▶ [Data in this exercise]
#####

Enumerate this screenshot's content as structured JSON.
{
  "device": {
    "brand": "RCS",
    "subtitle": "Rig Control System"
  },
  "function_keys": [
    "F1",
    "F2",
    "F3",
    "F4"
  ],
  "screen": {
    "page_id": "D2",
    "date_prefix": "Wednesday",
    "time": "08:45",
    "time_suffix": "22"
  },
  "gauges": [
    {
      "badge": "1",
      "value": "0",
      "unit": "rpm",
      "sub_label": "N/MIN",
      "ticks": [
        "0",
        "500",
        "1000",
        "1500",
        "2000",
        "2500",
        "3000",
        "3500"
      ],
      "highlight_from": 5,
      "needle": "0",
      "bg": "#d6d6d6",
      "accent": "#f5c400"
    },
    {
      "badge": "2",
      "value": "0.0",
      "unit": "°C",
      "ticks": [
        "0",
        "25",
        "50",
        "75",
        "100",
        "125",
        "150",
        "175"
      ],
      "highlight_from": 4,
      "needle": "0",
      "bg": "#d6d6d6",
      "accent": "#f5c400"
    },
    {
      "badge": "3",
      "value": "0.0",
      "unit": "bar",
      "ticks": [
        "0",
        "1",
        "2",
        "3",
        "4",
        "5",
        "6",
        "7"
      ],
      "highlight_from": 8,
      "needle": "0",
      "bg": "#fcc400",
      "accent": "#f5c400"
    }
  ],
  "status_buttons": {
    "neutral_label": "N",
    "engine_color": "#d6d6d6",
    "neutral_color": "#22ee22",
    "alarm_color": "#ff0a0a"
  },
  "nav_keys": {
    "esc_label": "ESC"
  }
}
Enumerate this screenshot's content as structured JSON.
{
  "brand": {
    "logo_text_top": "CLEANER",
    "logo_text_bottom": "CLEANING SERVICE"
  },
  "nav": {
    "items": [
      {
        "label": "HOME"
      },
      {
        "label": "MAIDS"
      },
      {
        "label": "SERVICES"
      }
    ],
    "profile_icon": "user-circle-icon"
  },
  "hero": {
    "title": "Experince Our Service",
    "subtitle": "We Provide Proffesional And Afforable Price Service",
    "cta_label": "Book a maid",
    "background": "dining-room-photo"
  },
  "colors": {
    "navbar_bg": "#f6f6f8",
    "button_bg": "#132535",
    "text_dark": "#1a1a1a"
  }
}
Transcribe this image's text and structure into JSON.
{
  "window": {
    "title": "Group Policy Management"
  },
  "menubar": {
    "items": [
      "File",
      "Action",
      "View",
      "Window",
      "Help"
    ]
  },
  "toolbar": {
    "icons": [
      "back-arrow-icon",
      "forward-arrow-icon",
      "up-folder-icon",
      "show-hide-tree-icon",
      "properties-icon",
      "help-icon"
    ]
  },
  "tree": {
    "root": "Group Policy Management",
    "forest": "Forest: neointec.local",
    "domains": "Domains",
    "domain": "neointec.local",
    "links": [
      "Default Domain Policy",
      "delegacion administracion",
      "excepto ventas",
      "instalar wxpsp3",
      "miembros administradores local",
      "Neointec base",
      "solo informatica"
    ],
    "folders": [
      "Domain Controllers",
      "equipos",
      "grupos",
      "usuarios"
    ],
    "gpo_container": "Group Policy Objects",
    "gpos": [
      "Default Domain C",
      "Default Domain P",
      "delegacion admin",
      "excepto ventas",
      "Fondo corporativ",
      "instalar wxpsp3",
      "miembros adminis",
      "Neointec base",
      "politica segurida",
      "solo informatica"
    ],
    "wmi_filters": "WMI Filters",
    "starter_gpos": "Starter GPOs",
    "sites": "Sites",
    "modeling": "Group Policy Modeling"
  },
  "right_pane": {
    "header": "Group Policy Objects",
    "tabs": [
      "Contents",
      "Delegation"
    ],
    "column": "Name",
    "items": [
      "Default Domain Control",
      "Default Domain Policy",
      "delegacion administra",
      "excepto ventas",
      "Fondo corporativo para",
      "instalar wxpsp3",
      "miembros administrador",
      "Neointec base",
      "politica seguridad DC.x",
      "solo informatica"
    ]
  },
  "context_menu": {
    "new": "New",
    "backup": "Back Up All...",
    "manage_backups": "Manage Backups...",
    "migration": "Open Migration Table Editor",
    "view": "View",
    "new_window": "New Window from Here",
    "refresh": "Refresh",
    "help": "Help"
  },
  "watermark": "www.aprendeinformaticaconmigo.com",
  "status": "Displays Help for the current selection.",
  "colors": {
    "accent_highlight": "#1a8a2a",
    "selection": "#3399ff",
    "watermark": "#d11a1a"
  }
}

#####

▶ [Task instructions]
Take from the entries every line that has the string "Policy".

▶ [Response to the exercise]
    "title": "Group Policy Management"
    "root": "Group Policy Management",
      "Default Domain Policy",
    "gpo_container": "Group Policy Objects",
    "modeling": "Group Policy Modeling"
    "header": "Group Policy Objects",
      "Default Domain Policy",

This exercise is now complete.